This section of Championship Management provides all of the Safety and Risk Management considerations that must be part of any U.S. National Championship. First and most importantly, create a safety plan. A safety plan is your best protection in case of an accident. IF you EVER have an accident, if you get into court, you will be asked to show your standard of care. IF you don’t have an emergency plan, you won’t have a formal standard of care and could be in trouble. Your plan should include how you will manage an accident on and off the water, how you will communicate to emergency services, having the necessary life saving equipment both on the water and off. These include bolt cutters and rigging knives. There are checklists, waivers or releases and required forms for sailors under 18. For big boat racing, other requirements will need to be met. Learn more about US Sailing's Safety at Sea training program.
Planning for safety, on and off the water, is particularly vital to any event, so appointing a qualified and committed person to head up this effort would be a good early assignment. Safety boats should be softsided vessels, capable of coming up next to a small boat. Ideally, there should be two people on each boat, or at least one person capable of lifting an adult out of the water and with knowledge of how to right dingies.
Powerline hazards should be first on your safety officer’s “To Do” list. A meticulous troubleshooting walk around the event site and approaches by land and water will identify any dangerous situations. Do this months ahead, so remedies can be implemented. Read “Electrical Hazards” under Safety and Risk Management Considerations.
PFDs save lives. Make your PFD policy known to all, in the SIs, and at competitors’, RC, coaches’ and safety-boat meetings (e.g., competitors are required to wear PFDs on the water, as are coaches; all other on-water support people, including boat drivers, parents, are strongly encouraged to wear PFDs).

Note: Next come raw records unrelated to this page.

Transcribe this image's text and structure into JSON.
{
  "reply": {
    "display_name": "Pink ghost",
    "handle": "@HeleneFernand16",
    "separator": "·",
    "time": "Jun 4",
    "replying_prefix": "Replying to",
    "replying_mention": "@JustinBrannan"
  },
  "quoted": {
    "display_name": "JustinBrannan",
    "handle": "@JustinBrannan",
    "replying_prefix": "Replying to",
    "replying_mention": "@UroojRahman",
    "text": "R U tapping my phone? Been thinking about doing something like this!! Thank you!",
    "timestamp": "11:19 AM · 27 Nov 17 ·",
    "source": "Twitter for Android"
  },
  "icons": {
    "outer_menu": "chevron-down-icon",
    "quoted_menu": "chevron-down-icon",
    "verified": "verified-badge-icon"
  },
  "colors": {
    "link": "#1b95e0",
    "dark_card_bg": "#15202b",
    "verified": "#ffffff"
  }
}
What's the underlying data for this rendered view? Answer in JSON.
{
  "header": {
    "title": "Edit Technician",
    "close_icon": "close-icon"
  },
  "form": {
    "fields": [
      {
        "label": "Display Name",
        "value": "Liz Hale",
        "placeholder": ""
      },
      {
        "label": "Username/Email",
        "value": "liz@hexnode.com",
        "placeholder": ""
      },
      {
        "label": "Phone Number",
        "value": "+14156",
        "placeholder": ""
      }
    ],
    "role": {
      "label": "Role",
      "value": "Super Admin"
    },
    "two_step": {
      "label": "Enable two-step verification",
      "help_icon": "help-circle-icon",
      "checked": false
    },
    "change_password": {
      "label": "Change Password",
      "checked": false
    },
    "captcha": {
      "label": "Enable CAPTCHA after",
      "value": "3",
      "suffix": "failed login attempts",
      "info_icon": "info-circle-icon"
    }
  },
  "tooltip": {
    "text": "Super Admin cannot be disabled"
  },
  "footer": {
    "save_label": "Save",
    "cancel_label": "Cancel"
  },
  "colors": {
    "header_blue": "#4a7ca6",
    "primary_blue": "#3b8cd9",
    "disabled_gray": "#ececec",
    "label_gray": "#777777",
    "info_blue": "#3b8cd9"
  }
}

Lightning deserves mention at your Competitors’ Meeting (if there’s even a remote chance of a storm): Suggest what competitors can do if lightning appears while boats are on the water, e.g., capsize and sit on upturned hull awaiting instructions/assistance.
Your particular venue will make certain safety measures important. These, from a US Sailing event at Chicago Yacht Club, will suggest measures right for your event:
• Station someone with a scratch sheet at the harbor mouth to check sailors out and in. The check-out/check-in person has a VHF and a cell phone (with list of emergency numbers).
• Appoint a safety boat captain. Among this person’s responsibilities is to assign safety boats to specific locations on the race course or in the sailing area, to assure proper coverage of the area. Safety boats tend to congregate unless assigned specific areas of responsibility.
• One safety boat has emergency first-aid supplies. One has tools and a limited number of boat parts, tape, etc. to deal with breakdowns. Many have water. All have radios. Click here for more.
• Medical consent forms are alphabetized and kept at the Communications Desk. Someone is assigned to the desk at all times while sailors are on the water.
• The spectator fleet is instructed to contact race organizers if they pick up someone. They are also instructed that, in any weather emergency, they would be counted on to help in any way and should know the channel on which the RC will be broadcasting.